_EXERCISE:_
Whenever a line in the entries below contains the string "time", copy that line.

--- MATERIAL SHOWN Enclosed Below ---

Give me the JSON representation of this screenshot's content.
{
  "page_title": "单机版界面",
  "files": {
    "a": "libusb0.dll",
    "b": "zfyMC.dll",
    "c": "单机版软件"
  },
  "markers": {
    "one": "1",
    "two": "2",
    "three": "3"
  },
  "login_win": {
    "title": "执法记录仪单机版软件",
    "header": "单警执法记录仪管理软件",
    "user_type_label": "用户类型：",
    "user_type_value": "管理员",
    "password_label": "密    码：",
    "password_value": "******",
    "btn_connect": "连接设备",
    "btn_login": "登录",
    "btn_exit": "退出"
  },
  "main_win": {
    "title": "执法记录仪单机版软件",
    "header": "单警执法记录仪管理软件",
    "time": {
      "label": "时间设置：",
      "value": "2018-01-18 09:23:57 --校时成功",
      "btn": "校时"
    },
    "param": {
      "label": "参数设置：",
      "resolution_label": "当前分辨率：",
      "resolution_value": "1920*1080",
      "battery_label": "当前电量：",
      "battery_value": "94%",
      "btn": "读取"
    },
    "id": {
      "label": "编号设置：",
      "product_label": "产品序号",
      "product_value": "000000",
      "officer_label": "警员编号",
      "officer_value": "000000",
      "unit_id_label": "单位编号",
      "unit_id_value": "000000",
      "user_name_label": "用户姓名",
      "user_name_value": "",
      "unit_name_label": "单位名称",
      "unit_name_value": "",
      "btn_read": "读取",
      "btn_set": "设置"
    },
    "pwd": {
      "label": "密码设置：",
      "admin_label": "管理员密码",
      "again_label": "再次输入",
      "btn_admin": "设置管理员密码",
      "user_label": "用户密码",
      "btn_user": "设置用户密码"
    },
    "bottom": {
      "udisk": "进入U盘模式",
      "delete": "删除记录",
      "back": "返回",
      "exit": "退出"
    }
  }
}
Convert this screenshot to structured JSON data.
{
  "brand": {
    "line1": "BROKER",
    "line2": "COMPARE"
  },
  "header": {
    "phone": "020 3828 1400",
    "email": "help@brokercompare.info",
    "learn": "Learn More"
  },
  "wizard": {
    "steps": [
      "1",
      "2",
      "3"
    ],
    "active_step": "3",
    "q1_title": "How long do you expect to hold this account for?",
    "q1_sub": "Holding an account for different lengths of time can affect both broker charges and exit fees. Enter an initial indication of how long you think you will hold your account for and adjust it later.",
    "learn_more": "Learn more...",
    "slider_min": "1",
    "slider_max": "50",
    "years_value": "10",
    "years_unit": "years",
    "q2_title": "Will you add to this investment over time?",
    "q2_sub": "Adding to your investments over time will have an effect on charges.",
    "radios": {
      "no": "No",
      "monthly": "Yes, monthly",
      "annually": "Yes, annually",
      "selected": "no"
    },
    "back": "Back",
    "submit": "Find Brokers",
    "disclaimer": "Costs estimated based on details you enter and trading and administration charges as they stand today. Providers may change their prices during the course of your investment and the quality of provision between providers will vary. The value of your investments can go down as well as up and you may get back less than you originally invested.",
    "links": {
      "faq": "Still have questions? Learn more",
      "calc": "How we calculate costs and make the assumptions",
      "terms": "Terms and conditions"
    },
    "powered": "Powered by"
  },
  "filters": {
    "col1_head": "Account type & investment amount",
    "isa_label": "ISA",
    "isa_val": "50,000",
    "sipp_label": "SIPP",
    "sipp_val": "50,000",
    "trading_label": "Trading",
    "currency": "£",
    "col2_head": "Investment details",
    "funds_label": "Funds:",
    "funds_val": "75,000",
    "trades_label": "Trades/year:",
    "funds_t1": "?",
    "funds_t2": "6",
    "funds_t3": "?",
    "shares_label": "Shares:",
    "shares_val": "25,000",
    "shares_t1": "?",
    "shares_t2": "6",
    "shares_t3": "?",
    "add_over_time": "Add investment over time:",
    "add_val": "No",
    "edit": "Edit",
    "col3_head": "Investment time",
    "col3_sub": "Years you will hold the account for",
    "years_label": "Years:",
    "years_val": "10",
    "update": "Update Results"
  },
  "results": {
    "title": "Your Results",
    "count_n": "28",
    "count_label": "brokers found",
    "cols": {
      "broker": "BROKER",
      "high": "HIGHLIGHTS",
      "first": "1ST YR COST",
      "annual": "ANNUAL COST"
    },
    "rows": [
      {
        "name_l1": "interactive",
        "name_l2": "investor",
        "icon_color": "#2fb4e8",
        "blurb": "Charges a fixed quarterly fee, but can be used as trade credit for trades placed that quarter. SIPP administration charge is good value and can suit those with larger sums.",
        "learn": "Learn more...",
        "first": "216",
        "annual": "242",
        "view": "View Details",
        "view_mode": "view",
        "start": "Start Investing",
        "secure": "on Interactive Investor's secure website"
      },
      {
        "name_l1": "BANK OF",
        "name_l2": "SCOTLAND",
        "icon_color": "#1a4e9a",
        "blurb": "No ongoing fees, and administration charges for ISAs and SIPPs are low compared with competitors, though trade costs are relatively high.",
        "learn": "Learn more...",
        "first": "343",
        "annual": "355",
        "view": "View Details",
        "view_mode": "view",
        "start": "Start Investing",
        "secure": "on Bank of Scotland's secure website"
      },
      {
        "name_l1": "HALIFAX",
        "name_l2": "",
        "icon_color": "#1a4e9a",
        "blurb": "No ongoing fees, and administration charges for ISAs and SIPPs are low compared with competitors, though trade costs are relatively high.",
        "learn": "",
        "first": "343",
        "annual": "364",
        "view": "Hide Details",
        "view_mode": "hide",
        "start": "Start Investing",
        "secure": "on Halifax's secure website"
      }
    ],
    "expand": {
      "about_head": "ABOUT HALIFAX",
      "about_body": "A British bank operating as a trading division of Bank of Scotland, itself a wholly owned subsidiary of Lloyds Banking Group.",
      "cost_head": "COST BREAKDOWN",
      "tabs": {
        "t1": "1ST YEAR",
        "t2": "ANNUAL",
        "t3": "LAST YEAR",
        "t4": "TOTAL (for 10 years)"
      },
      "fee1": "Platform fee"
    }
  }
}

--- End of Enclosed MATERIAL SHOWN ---

_FINISHED TASK:_
    "time": {
    "q1_sub": "Holding an account for different lengths of time can affect both broker charges and exit fees. Enter an initial indication of how long you think you will hold your account for and adjust it later.",
    "q2_title": "Will you add to this investment over time?",
    "q2_sub": "Adding to your investments over time will have an effect on charges.",
    "add_over_time": "Add investment over time:",
    "col3_head": "Investment time",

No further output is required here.